Writers need to consider the facts
There seems to be a recent trend as I read "Your Views" in the Opinion page of the Daily Herald.
This trend is to represent one's opinion as fact. Cases in point include: May 31 Chuck Colleta writes regarding Benghazi: "They have diverted our attention from the real issue, which is why did Congress not provide funds for their security."
The facts are: In testimony before the House Committee on Oversight and Government Reform, Charlene Lamb, a deputy assistant secretary of state for diplomatic security, was asked, "Was there any budget consideration and lack of budget which led you not to increase the number of people in the security force there?" Lamb responded, "No, sir."
May 25, John Morgan writes regarding the IRS scandal: "The IRS did not target conservative groups.
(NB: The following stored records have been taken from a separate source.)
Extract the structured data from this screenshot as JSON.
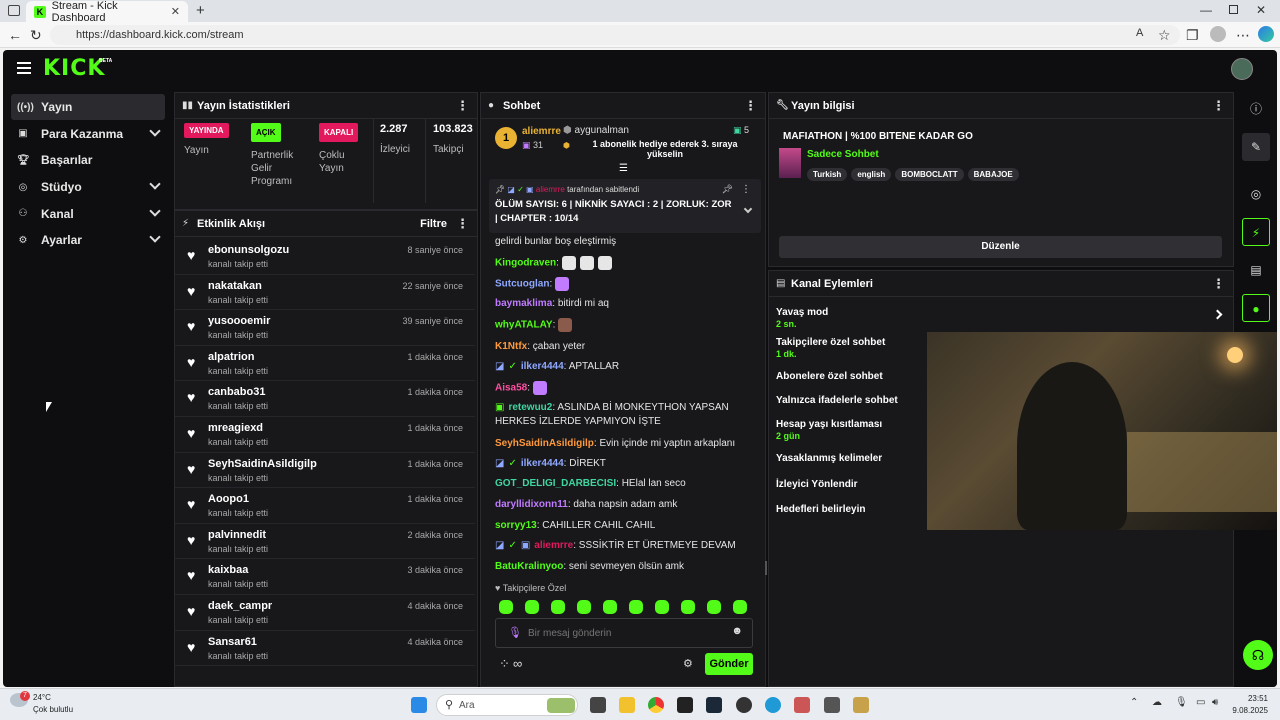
{
  "browser": {
    "tab_title": "Stream - Kick Dashboard",
    "url": "https://dashboard.kick.com/stream"
  },
  "brand": {
    "logo": "KICK",
    "beta": "BETA",
    "accent": "#53fc18"
  },
  "sidebar": {
    "items": [
      {
        "label": "Yayın",
        "icon": "broadcast-icon"
      },
      {
        "label": "Para Kazanma",
        "icon": "money-icon"
      },
      {
        "label": "Başarılar",
        "icon": "trophy-icon"
      },
      {
        "label": "Stüdyo",
        "icon": "studio-icon"
      },
      {
        "label": "Kanal",
        "icon": "channel-icon"
      },
      {
        "label": "Ayarlar",
        "icon": "gear-icon"
      }
    ]
  },
  "stats": {
    "title": "Yayın İstatistikleri",
    "items": [
      {
        "badge": "YAYINDA",
        "label": "Yayın"
      },
      {
        "badge": "AÇIK",
        "label": "Partnerlik Gelir Programı"
      },
      {
        "badge": "KAPALI",
        "label": "Çoklu Yayın"
      },
      {
        "value": "2.287",
        "label": "İzleyici"
      },
      {
        "value": "103.823",
        "label": "Takipçi"
      }
    ]
  },
  "activity": {
    "title": "Etkinlik Akışı",
    "filter": "Filtre",
    "rows": [
      {
        "name": "ebonunsolgozu",
        "sub": "kanalı takip etti",
        "time": "8 saniye önce"
      },
      {
        "name": "nakatakan",
        "sub": "kanalı takip etti",
        "time": "22 saniye önce"
      },
      {
        "name": "yusoooemir",
        "sub": "kanalı takip etti",
        "time": "39 saniye önce"
      },
      {
        "name": "alpatrion",
        "sub": "kanalı takip etti",
        "time": "1 dakika önce"
      },
      {
        "name": "canbabo31",
        "sub": "kanalı takip etti",
        "time": "1 dakika önce"
      },
      {
        "name": "mreagiexd",
        "sub": "kanalı takip etti",
        "time": "1 dakika önce"
      },
      {
        "name": "SeyhSaidinAsildigilp",
        "sub": "kanalı takip etti",
        "time": "1 dakika önce"
      },
      {
        "name": "Aoopo1",
        "sub": "kanalı takip etti",
        "time": "1 dakika önce"
      },
      {
        "name": "palvinnedit",
        "sub": "kanalı takip etti",
        "time": "2 dakika önce"
      },
      {
        "name": "kaixbaa",
        "sub": "kanalı takip etti",
        "time": "3 dakika önce"
      },
      {
        "name": "daek_campr",
        "sub": "kanalı takip etti",
        "time": "4 dakika önce"
      },
      {
        "name": "Sansar61",
        "sub": "kanalı takip etti",
        "time": "4 dakika önce"
      }
    ]
  },
  "chat": {
    "title": "Sohbet",
    "gift": {
      "rank": "1",
      "user": "aliemrre",
      "count": "31",
      "gifter": "aygunalman",
      "gifter_count": "5",
      "message": "1 abonelik hediye ederek 3. sıraya yükselin"
    },
    "pinned": {
      "by": "aliemrre",
      "by_suffix": "tarafından sabitlendi",
      "text": "ÖLÜM SAYISI: 6 | NİKNİK SAYACI : 2 | ZORLUK: ZOR | CHAPTER : 10/14"
    },
    "messages": [
      {
        "user": "",
        "text": "gelirdi bunlar boş eleştirmiş",
        "color": "#e6e6e6"
      },
      {
        "user": "Kingodraven",
        "text": "",
        "color": "#53fc18"
      },
      {
        "user": "Sutcuoglan",
        "text": "",
        "color": "#8fa8ff"
      },
      {
        "user": "baymaklima",
        "text": "bitirdi mi aq",
        "color": "#c07bff"
      },
      {
        "user": "whyATALAY",
        "text": "",
        "color": "#53fc18"
      },
      {
        "user": "K1Ntfx",
        "text": "çaban yeter",
        "color": "#ff9a3c"
      },
      {
        "user": "ilker4444",
        "text": "APTALLAR",
        "color": "#8fa8ff"
      },
      {
        "user": "Aisa58",
        "text": "",
        "color": "#ff4fa0"
      },
      {
        "user": "retewuu2",
        "text": "ASLINDA Bİ MONKEYTHON YAPSAN HERKES İZLERDE YAPMIYON İŞTE",
        "color": "#3fd6a0"
      },
      {
        "user": "SeyhSaidinAsildigilp",
        "text": "Evin içinde mi yaptın arkaplanı",
        "color": "#ff9a3c"
      },
      {
        "user": "ilker4444",
        "text": "DİREKT",
        "color": "#8fa8ff"
      },
      {
        "user": "GOT_DELIGI_DARBECISI",
        "text": "HElal lan seco",
        "color": "#3fd6a0"
      },
      {
        "user": "daryllidixonn11",
        "text": "daha napsin adam amk",
        "color": "#c07bff"
      },
      {
        "user": "sorryy13",
        "text": "CAHILLER CAHIL CAHIL",
        "color": "#53fc18"
      },
      {
        "user": "aliemrre",
        "text": "SSSİKTİR ET ÜRETMEYE DEVAM",
        "color": "#e2195c"
      },
      {
        "user": "BatuKralinyoo",
        "text": "seni sevmeyen ölsün amk",
        "color": "#53fc18"
      }
    ],
    "followers_only": "Takipçilere Özel",
    "input_placeholder": "Bir mesaj gönderin",
    "send": "Gönder",
    "infinity": "∞"
  },
  "stream_info": {
    "title": "Yayın bilgisi",
    "stream_title": "MAFIATHON | %100 BITENE KADAR GO",
    "category": "Sadece Sohbet",
    "tags": [
      "Turkish",
      "english",
      "BOMBOCLATT",
      "BABAJOE"
    ],
    "edit": "Düzenle"
  },
  "channel_actions": {
    "title": "Kanal Eylemleri",
    "items": [
      {
        "label": "Yavaş mod",
        "sub": "2 sn."
      },
      {
        "label": "Takipçilere özel sohbet",
        "sub": "1 dk."
      },
      {
        "label": "Abonelere özel sohbet",
        "sub": ""
      },
      {
        "label": "Yalnızca ifadelerle sohbet",
        "sub": ""
      },
      {
        "label": "Hesap yaşı kısıtlaması",
        "sub": "2 gün"
      },
      {
        "label": "Yasaklanmış kelimeler",
        "sub": ""
      },
      {
        "label": "İzleyici Yönlendir",
        "sub": ""
      },
      {
        "label": "Hedefleri belirleyin",
        "sub": ""
      }
    ]
  },
  "taskbar": {
    "weather_temp": "24°C",
    "weather_desc": "Çok bulutlu",
    "search": "Ara",
    "time": "23:51",
    "date": "9.08.2025",
    "weather_badge": "7"
  }
}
Ninety percent of the media is owned by conservatives, so they can edit televised testimony on their programs any way they want.
The facts are: On Page 2 of the Treasury Inspector General report dated May 14, 2013 states, "Early in Calendar Year 2010, the IRS began using inappropriate criteria to identify organizations applying for tax-exempt status to review for indications of significant political campaign intervention."
As an aside, I can't imagine were Morgan gets his information regarding the 90 percent comment.
We all need to respect each others opinions but our opinions should also consider the facts.